The concept of a sanctuary city is an ancient one, dating back to the Old Testament. But with immigration emerging as a major issue since the 2016 Presidential election, the topic has a new life, both nationally and locally.
The current controversy over sanctuary cities began in January, when President Donald Trump signed an executive order cutting federal funds to cities and counties that provide sanctuary to illegal immigrants to help avoid deportation. On March 27, new U.S. Attorney General Jeff Sessions doubled down on that threat to withhold federal funds.
Children are being separated from their parents, adults have been unexpectedly deported when they show up for community service, and an app has been created that lets immigrants alert loved ones if they’ve been detained.
When companies cannot afford employees, sentiments about undocumented immigrants will shift. As products and services we rely on become cost-prohibitive, the role that undocumented workers play in our economy will be recognized. As businesses in this country start to fail, elected officials will be less anxious to throw people out of the country.
That’s just the dollars and sense of sanctuary cities.
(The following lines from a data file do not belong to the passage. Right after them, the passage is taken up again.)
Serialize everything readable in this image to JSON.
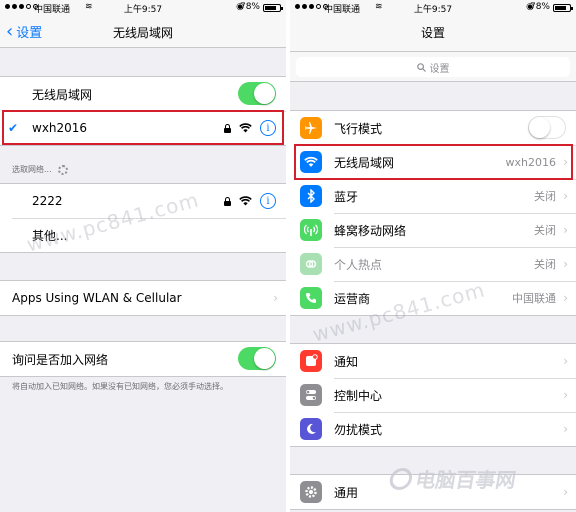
{
  "status_bar": {
    "carrier": "中国联通",
    "time": "上午9:57",
    "battery": "78%"
  },
  "left": {
    "back_label": "设置",
    "title": "无线局域网",
    "wlan_label": "无线局域网",
    "wlan_on": true,
    "connected_network": "wxh2016",
    "choose_network_label": "选取网络...",
    "networks": [
      {
        "name": "2222"
      },
      {
        "name": "其他..."
      }
    ],
    "apps_label": "Apps Using WLAN & Cellular",
    "ask_join_label": "询问是否加入网络",
    "ask_join_on": true,
    "ask_join_note": "将自动加入已知网络。如果没有已知网络，您必须手动选择。"
  },
  "right": {
    "title": "设置",
    "search_placeholder": "设置",
    "group1": [
      {
        "label": "飞行模式",
        "value": "",
        "icon": "airplane-icon",
        "color": "#ff9500",
        "toggle": "off"
      },
      {
        "label": "无线局域网",
        "value": "wxh2016",
        "icon": "wifi-icon",
        "color": "#007aff"
      },
      {
        "label": "蓝牙",
        "value": "关闭",
        "icon": "bluetooth-icon",
        "color": "#007aff"
      },
      {
        "label": "蜂窝移动网络",
        "value": "关闭",
        "icon": "cellular-icon",
        "color": "#4cd964"
      },
      {
        "label": "个人热点",
        "value": "关闭",
        "icon": "hotspot-icon",
        "color": "#a8e0b4",
        "dimmed": true
      },
      {
        "label": "运营商",
        "value": "中国联通",
        "icon": "phone-icon",
        "color": "#4cd964"
      }
    ],
    "group2": [
      {
        "label": "通知",
        "icon": "notifications-icon",
        "color": "#ff3b30"
      },
      {
        "label": "控制中心",
        "icon": "control-center-icon",
        "color": "#8e8e93"
      },
      {
        "label": "勿扰模式",
        "icon": "moon-icon",
        "color": "#5856d6"
      }
    ],
    "group3": [
      {
        "label": "通用",
        "icon": "gear-icon",
        "color": "#8e8e93"
      }
    ]
  },
  "watermarks": [
    "www.pc841.com",
    "www.pc841.com"
  ],
  "logo_text": "电脑百事网"
}
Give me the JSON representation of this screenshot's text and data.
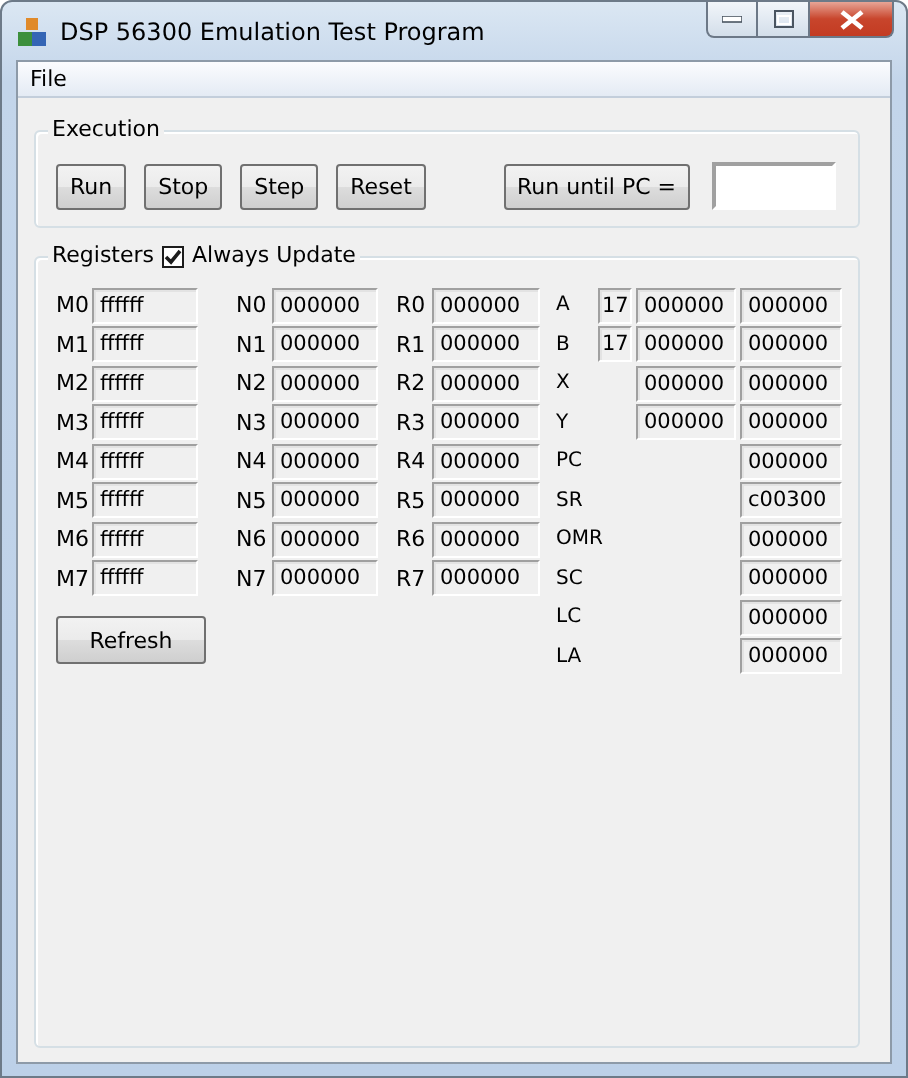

Read the entire column online "How Dallas and other cities can resolve sanctuary city debate" at CultureMap.